When the "-ea-" receives the long -e- pronunciation (as in the word speech), lead means to conduct, show the way, influence, guide, etc. In this sense, it is used often as a verb: "Do you want to mislead both sides? Sadly, I think you are trying to mislead me!" But it can also be used as a noun – "Man 'o' War is trying to take the lead; Johnny Depp has the lead in the Pirates of the Caribbean movies" – and as an adjective: "In a team-teaching situation, it may help to name one person as the lead teacher."
But then, there's the other pronunciation of l-e-a-d with the short -e- pronunciation (as in the word speck). That refers to the heavy metal (symbol Pb from the Latin plumbum); and it can be used as a noun (Which weighs more – a pound of feathers or a pound of lead?) or as an adjective (It was Col. Mustard, in the billiard room, with a lead pipe).
So, there you have two different words, different meanings, different pronunciations – same spelling.
Some Help with English Words

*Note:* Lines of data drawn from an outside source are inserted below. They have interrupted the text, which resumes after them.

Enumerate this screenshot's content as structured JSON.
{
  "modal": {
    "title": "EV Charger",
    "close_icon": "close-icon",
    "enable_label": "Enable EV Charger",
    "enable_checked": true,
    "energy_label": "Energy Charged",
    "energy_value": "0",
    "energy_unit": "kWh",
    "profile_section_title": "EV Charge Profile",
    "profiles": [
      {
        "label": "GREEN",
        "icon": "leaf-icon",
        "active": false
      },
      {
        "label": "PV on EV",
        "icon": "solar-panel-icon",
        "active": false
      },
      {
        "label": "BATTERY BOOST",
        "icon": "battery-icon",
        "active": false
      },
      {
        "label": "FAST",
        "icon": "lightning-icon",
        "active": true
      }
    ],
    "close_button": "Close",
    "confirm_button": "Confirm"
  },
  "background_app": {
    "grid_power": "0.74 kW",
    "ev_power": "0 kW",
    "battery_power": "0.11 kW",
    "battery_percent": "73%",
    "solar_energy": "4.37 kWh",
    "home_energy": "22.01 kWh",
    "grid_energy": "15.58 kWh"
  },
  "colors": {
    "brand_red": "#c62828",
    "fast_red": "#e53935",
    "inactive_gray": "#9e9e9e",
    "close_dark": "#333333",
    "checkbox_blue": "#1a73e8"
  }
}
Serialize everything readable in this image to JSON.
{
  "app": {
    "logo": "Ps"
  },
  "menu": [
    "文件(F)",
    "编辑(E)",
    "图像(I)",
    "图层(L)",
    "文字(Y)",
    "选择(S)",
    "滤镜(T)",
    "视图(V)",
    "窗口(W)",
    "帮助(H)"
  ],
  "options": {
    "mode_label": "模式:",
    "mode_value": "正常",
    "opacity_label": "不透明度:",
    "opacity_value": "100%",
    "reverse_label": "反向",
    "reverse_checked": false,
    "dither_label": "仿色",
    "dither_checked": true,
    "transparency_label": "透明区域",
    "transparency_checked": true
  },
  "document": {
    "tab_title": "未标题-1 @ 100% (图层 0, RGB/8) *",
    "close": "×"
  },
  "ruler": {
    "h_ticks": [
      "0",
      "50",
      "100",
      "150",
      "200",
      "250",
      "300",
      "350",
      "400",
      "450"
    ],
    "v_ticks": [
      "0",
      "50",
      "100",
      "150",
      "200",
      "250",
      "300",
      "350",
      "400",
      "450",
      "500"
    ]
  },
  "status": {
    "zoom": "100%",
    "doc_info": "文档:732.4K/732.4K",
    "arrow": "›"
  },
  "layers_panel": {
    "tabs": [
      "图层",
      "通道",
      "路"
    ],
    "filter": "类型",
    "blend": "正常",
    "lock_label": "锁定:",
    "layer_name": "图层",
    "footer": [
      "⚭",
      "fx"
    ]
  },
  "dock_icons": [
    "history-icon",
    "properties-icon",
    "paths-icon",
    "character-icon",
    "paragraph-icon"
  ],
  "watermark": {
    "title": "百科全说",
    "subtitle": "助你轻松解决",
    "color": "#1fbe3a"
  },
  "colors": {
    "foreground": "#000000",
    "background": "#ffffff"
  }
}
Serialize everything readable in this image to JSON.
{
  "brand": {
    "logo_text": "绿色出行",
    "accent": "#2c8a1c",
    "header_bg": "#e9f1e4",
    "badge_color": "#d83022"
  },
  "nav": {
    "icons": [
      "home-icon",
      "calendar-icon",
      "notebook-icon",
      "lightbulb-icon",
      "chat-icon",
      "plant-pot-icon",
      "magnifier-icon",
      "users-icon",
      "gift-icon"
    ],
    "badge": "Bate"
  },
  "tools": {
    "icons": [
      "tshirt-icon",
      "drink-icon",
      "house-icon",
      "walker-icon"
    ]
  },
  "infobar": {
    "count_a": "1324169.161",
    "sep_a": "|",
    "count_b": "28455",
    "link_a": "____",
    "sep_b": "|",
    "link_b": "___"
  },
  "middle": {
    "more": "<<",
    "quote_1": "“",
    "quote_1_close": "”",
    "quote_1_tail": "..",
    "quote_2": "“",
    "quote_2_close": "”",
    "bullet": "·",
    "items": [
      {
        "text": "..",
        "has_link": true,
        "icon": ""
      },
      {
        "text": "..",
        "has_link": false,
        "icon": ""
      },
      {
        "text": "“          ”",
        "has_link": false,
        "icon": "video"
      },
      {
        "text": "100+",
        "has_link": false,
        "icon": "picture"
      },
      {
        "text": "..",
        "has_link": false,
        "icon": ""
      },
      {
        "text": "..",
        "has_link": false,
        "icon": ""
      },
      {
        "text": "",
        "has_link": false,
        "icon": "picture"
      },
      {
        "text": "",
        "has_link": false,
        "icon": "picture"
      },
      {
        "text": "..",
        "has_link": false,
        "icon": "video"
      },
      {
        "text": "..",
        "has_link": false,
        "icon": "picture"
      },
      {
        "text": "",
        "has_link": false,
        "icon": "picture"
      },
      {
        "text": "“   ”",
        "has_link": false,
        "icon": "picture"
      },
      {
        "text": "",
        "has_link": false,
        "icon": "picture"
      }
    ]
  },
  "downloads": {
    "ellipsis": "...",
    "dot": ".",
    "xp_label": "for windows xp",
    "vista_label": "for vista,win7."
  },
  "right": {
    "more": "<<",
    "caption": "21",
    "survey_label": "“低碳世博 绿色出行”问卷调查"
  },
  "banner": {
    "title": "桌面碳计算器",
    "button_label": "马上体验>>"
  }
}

The second problem is the similarity of its spelling with the word read . In the present tense, the words read and lead rhyme with each other, with both using a long -e- sound. It is the past tense and past participle that pose the problem. For both verbs (read and lead) the past tense and past participle rhyme with one another, using the short e sound, but they are spelled differently.
The correct spelling of the past tense of lead is led, and it sounds identical to the heavy metal noun lead! (Look it up, if you don't believe me.) That word (led) is the one that is being misspelled so often nowadays. More and more frequently, people are using the spellings "lead" and "mislead" (pronounced with short e), using forms that are analogous to the past tense of read. ("I read that book last year.") It does make sense; it's just not the spelling that has been accepted so far by so many people that it is considered to be "correct." We don't use "red" as the past tense of "read" – but perhaps in the history of words that spelling may have been used at some point. Or maybe not. There are times when I would like to change the spelling of past tense read, because it relies so strongly on context to be distinguished from the present tense.
In the previous examples of "mislead," it's difficult to tell whether the writer is confused about the actual word or about its spelling. But then, there's also the misspelling "missled." The double –s has no business being there. It gives the impression of a verb formed from the noun missile . LOL. Or perhaps some mistake involving a sled? Maybe it originated from seeing the two esses in the word misspell . In the latter case, one s belongs to the prefix mis-, and one s belongs to spell .
Lessor vs. Lesser (Misspelling)
Actual example: "People are voting for what they view as the lessor of two evils."
Corrected version: "People are voting for what they view as the lesser of two evils."
Lesser is an adjective, the comparative form of the word less; the superlative form is least. You might say: "This evil is less than that one; this is the lesser evil; this is the least evil of all the choices we face." In some situations, such as in the example, the noun is understood or temporarily suspended since it is repeated shortly afterwards. ("People are voting for what they view as the lesser evil of the two evils.")
In this instance, in the example given, lessor is a misspelling for the word lesser. But lessor actually does exist as a word in its own right. The lessor is the one who leases out property to a lessee (or perhaps to a tenant? lol – although there is probably a legal distinction between lessee and tenant which I do not know).
If we wanted to be really picky and obnoxious, we could interpret the original misspelled example as "People are voting for what they view as the landlord of two evils." We won't do that, because all of us make typos occasionally. It's just a good idea to check as often and as carefully as possible, because our printed words can take on a life of their own and an influence far beyond what we can imagine.